Do you have a favourite walk, or view?

Just about anywhere on the Yorkshire coastline is good for me, although I do have a soft spot for Filey Brigg, which is pretty spectacular.

Which Yorkshire sportsman, past or present, would you like to take for lunch?

I’m a big rugby league fan, and I commentate on both the Hull teams – I’m always being asked which one is my favourite, but I have to remain impartial at all costs. The late Clive Sullivan (who played for Hull Kingston Rovers and also Doncaster) was an inspiration to many, and it would have been wonderful to talk to him about his life and career.

Which Yorkshire stage or screen star, past or present, would you like to take for dinner?

I started off my DJ career in a pub in Scarborough called Laughton’s, but it wasn’t until many years later that my ignorance was lifted, and I realised that it had been named after one of the great men to emerge from the town, the film star, producer and writer Charles Laughton, who was born and raised there.

If you had to name your Yorkshire ‘hidden gem’, what would it be?

It’s hardly 'hidden', since it dominates the local landscape, but I wonder how many people can claim to have been to the top of the Wainhouse Tower, the folly that looks over Halifax. It’s open for only a few days every year, and I was lucky enough to get access when I was making a series of programmes called The A to Z of West Yorkshire.

If you could choose somewhere, or some object, from or in Yorkshire to own for a day, what would it be?

May I be allowed to have and to hold the walls of the City of York, and the keys to all of its gates? Technically, that would mean that I’d be in charge of the area within the walls, and I’d be overlord of the citizens for a full 24 hours.

What do you think gives Yorkshire its unique identity?

Everyone says “the people”, but I’m going to define one of the reasons why – it’s because they put their hands to, when the pressure is on.

Do you follow sport in the county, and if so, what?

Rugby league, obviously, and I’m very privileged to be paid to commentate on the game – although on a winter’s day, when I’m stuck in a tailback on the M62 in pouring rain, my spirits are not always as high as they should be, and the commentary boxes are emphatically not glamorous places.

Do you have a favourite restaurant, or pub?

Anywhere where there’s an offer! My own favourite places tend to offer Mexican food.

Do you have a favourite food shop?

We have a lot of really good farm shops around us – places like Blacker Hall – and we go to those nine times out of ten. The staff are always knowledgeable and friendly, the food is locally sourced and sensibly-priced.

How do you think that Yorkshire has changed, for better or for worse, in the time that you’ve known it?

I do think that we’ve rebranded ourselves pretty well. For example, the fact that we are always shouting (rightly) about the great food and drink that is made and sold here, and the eyes of the world have been on all the cycling that we do.

If you had to change one thing in, or about Yorkshire, what would that be?

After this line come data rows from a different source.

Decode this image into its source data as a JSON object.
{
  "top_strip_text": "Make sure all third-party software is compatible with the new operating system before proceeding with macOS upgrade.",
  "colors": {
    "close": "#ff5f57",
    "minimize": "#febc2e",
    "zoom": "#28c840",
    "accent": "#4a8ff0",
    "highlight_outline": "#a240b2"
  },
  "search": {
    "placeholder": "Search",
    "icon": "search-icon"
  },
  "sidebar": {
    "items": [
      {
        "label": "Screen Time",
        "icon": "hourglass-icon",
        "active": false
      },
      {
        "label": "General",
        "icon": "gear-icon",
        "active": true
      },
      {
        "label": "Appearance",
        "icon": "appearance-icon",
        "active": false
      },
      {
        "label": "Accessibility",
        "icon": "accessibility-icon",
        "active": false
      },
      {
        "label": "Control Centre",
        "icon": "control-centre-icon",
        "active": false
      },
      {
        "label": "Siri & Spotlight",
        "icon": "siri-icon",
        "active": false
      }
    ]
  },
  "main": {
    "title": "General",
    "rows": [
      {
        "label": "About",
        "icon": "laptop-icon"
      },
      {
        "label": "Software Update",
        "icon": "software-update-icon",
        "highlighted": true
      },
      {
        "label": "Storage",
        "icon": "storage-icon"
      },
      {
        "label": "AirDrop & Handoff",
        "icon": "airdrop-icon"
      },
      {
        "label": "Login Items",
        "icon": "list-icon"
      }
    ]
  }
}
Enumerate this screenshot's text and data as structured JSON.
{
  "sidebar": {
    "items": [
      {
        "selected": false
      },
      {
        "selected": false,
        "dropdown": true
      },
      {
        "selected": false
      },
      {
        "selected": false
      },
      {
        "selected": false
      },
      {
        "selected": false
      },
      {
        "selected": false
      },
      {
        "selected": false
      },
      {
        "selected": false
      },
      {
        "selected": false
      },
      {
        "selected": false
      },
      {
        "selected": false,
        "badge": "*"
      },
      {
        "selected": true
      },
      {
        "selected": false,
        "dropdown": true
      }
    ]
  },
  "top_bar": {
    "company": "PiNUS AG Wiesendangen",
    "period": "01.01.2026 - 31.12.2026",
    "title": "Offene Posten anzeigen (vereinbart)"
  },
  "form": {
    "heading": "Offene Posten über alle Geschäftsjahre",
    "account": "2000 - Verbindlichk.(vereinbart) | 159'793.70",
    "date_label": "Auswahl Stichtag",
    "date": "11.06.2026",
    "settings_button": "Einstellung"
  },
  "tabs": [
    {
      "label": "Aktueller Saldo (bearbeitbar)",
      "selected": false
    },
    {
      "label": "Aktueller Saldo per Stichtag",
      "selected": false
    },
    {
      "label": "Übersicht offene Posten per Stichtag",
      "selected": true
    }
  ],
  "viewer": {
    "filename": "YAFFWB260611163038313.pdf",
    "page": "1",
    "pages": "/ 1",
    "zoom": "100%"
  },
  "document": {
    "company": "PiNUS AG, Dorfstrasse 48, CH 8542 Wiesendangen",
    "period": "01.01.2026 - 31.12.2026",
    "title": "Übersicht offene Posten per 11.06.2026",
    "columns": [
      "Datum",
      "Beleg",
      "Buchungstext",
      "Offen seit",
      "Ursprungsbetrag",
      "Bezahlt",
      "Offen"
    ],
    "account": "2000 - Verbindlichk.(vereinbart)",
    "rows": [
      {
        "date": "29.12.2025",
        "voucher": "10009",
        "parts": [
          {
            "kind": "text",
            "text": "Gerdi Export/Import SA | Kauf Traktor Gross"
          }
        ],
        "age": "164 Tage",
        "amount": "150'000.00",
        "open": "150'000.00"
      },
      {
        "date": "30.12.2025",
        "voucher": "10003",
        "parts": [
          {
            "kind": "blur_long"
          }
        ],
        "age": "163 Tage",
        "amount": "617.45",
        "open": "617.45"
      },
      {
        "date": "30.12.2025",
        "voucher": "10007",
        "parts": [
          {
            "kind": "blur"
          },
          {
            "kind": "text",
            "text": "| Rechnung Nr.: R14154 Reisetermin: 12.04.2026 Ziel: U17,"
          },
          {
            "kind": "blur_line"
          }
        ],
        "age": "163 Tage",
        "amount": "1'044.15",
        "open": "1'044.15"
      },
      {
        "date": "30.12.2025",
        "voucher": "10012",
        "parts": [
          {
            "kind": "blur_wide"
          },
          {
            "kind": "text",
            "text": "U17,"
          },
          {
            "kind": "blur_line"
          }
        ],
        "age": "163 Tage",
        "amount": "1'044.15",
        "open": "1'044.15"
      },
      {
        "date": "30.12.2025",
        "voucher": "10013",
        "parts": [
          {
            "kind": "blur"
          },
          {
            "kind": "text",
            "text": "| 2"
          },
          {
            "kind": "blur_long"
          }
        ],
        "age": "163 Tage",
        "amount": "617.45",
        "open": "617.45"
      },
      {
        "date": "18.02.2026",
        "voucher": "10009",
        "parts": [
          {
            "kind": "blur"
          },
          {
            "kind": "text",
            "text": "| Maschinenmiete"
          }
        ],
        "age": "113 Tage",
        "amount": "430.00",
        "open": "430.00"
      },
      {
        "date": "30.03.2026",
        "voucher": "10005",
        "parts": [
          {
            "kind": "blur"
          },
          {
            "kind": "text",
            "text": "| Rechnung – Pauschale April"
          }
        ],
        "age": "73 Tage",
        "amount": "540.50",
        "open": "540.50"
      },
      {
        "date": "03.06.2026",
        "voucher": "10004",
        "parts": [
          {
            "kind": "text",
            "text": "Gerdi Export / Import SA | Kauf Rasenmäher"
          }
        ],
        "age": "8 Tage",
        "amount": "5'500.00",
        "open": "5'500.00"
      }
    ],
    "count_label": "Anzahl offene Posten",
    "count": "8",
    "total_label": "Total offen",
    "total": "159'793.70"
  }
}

The weather. We really don’t seem to get as much of the nice stuff as we should.

Who is the Yorkshire person that you most admire?

Mike Tomlinson was on the show the other week, and it was a pleasure to talk to him, and also very humbling. He never wanted to be in the public eye, and always in the spotlight, but he is carrying on the amazing work done by his late wife Jane in raising funds for causes that he believes in.

Has Yorkshire influenced your work?

I have never worked anywhere else, and I love the place, and the people. It is the latter who make the show what it is.

Name your favourite Yorkshire book/author/artist/CD/performer?

Shed Seven from York were (and are) a great band, and hugely underrated. Elsewhere, it has to be Michael Palin for me – not because of Monty Python, but for those amazing travel documentaries that he does.

If a stranger to Yorkshire only had time to visit one place, it would be?

We’d get them permission to get to the very top of the Emley Moor transmission mast, on a bright, clear day, and not just show them one bit of the county, but all of it.